## Your assignment
Using the data below, work out how many of its lines contain "count", and give that number with nothing added.

## Dataset rows for apps and sites
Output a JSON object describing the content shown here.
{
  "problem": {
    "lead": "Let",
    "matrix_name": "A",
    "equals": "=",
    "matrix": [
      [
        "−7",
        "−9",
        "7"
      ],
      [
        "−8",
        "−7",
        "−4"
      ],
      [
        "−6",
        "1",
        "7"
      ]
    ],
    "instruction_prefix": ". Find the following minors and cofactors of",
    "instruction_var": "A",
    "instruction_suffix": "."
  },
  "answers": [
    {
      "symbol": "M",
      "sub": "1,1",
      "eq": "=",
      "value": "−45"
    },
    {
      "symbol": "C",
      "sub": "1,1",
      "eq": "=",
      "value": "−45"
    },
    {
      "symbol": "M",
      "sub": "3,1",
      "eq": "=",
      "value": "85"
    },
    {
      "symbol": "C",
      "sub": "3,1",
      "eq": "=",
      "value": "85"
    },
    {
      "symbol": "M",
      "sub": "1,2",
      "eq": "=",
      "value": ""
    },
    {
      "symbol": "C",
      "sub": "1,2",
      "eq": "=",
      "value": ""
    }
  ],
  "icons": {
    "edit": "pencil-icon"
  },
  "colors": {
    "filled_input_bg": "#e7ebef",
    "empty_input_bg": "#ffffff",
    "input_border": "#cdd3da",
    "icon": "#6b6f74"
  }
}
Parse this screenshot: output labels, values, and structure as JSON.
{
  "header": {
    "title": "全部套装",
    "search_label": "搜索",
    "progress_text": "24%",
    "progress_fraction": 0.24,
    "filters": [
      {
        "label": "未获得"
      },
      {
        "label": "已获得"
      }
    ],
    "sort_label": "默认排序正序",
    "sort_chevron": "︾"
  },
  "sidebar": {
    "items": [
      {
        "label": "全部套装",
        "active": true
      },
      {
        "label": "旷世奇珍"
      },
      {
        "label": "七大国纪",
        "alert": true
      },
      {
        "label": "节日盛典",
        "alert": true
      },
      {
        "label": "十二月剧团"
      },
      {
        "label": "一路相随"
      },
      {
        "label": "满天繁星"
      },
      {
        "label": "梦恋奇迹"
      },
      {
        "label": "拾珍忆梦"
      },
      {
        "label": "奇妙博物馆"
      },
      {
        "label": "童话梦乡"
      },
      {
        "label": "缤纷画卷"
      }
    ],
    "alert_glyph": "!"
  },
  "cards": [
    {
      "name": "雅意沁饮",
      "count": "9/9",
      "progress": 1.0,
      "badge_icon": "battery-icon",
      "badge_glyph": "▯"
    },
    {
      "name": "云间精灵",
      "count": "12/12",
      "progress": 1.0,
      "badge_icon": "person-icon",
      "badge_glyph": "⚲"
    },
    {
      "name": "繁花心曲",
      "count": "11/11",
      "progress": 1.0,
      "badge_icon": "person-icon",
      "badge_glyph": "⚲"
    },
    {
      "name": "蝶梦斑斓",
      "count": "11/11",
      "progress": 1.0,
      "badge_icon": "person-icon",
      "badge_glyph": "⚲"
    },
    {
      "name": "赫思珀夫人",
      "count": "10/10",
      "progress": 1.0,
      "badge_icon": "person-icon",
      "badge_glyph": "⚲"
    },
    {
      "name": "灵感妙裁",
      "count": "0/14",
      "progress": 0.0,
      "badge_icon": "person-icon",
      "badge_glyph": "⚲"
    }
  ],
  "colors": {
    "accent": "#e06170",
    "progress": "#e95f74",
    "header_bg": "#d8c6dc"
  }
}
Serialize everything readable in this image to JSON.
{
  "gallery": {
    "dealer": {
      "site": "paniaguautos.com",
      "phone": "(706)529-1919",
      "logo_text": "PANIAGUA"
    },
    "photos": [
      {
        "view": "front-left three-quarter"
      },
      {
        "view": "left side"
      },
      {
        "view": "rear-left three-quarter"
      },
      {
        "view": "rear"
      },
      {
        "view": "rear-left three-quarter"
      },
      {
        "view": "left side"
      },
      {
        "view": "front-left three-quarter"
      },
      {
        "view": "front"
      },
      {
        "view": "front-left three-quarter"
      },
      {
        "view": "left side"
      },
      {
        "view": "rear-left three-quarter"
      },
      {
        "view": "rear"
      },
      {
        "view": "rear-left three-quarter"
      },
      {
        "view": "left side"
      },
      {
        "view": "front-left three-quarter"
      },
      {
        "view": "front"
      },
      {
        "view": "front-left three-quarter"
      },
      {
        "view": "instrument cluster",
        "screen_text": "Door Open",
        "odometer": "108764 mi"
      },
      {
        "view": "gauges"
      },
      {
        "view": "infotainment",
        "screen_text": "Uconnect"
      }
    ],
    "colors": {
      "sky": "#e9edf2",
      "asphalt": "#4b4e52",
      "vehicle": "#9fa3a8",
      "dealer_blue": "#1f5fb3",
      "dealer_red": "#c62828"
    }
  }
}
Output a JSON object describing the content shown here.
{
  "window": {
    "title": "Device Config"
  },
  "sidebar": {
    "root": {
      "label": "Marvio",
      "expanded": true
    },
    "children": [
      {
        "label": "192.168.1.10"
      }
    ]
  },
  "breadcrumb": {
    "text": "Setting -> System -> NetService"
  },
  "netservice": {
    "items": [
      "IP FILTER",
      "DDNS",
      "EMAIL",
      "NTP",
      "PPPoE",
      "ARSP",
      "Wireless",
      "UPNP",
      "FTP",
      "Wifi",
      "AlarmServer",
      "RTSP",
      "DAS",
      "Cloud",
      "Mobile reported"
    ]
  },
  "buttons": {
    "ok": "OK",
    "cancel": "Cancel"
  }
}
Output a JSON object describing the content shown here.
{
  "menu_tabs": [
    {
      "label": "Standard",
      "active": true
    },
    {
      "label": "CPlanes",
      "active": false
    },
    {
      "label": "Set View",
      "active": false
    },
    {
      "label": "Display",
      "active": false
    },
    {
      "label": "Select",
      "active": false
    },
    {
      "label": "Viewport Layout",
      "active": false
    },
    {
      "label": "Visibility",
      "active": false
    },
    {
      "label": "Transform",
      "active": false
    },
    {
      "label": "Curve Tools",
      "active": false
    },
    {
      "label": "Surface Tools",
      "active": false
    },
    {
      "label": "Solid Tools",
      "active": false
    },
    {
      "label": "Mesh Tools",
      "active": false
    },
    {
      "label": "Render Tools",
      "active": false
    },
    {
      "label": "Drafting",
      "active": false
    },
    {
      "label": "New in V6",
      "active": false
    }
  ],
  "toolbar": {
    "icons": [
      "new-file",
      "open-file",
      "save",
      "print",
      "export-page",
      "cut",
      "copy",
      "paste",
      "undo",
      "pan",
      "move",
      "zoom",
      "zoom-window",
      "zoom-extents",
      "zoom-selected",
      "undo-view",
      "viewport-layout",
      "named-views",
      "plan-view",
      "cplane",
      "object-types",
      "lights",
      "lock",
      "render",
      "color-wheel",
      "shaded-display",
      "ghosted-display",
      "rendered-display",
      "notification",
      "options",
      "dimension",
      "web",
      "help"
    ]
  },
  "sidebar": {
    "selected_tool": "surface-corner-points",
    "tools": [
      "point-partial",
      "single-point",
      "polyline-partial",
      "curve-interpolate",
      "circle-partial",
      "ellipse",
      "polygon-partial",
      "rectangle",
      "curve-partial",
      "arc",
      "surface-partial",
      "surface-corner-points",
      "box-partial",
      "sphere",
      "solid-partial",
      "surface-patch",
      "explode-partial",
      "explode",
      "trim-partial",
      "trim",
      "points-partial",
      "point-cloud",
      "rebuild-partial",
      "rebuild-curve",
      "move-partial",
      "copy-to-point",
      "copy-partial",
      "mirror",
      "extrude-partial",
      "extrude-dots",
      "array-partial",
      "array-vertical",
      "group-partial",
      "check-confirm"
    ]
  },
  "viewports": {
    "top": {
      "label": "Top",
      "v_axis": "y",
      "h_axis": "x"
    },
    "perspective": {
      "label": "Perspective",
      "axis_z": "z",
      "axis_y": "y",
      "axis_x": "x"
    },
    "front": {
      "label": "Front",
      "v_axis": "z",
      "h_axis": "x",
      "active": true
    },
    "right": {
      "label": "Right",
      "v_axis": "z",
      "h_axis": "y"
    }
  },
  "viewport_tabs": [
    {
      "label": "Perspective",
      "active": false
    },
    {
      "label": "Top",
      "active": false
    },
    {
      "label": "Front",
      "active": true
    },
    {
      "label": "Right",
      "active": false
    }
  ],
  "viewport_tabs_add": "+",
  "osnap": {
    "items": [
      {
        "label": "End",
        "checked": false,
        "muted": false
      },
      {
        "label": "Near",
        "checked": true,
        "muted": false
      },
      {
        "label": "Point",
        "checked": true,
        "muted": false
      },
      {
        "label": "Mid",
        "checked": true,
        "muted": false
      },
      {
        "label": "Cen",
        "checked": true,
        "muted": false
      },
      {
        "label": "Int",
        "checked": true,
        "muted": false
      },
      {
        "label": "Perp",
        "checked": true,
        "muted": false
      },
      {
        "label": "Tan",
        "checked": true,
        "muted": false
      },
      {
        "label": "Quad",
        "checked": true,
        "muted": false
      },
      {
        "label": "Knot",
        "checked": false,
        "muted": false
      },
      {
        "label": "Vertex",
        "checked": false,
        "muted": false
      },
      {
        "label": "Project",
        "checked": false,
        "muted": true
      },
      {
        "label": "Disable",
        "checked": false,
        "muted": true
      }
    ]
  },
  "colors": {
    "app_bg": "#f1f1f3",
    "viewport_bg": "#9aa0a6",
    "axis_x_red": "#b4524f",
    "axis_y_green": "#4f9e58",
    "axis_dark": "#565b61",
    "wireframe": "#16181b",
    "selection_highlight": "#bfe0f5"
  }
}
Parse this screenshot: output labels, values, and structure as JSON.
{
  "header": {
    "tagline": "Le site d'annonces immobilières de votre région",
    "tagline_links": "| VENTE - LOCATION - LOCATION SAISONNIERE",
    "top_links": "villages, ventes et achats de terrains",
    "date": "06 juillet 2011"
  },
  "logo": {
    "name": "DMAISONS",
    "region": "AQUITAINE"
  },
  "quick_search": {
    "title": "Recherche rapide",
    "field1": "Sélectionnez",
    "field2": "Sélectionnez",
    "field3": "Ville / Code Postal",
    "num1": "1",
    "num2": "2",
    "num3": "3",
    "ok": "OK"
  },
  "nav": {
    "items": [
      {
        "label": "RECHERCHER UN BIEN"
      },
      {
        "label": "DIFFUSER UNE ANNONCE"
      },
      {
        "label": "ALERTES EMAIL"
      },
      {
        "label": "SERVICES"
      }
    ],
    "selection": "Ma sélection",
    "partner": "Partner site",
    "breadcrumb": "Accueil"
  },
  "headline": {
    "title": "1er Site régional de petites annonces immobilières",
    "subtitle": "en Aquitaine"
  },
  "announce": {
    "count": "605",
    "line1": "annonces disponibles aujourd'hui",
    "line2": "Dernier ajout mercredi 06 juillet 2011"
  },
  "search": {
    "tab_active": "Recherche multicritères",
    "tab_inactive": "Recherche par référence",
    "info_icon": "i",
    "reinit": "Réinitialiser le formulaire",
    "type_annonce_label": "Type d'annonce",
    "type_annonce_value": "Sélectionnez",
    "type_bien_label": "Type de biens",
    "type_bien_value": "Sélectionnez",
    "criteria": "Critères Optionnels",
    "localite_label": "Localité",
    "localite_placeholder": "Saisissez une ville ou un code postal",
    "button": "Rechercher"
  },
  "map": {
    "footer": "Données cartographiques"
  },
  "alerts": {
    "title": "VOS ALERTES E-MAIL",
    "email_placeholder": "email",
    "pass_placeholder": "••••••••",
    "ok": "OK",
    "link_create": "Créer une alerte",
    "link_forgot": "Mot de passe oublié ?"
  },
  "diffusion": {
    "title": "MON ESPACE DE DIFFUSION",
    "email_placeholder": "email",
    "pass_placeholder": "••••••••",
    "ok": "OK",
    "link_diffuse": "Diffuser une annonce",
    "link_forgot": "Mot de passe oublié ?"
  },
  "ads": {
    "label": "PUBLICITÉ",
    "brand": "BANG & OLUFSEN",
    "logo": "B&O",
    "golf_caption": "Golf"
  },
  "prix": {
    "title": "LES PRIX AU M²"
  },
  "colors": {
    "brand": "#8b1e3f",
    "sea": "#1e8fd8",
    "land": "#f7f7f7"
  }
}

## Output
7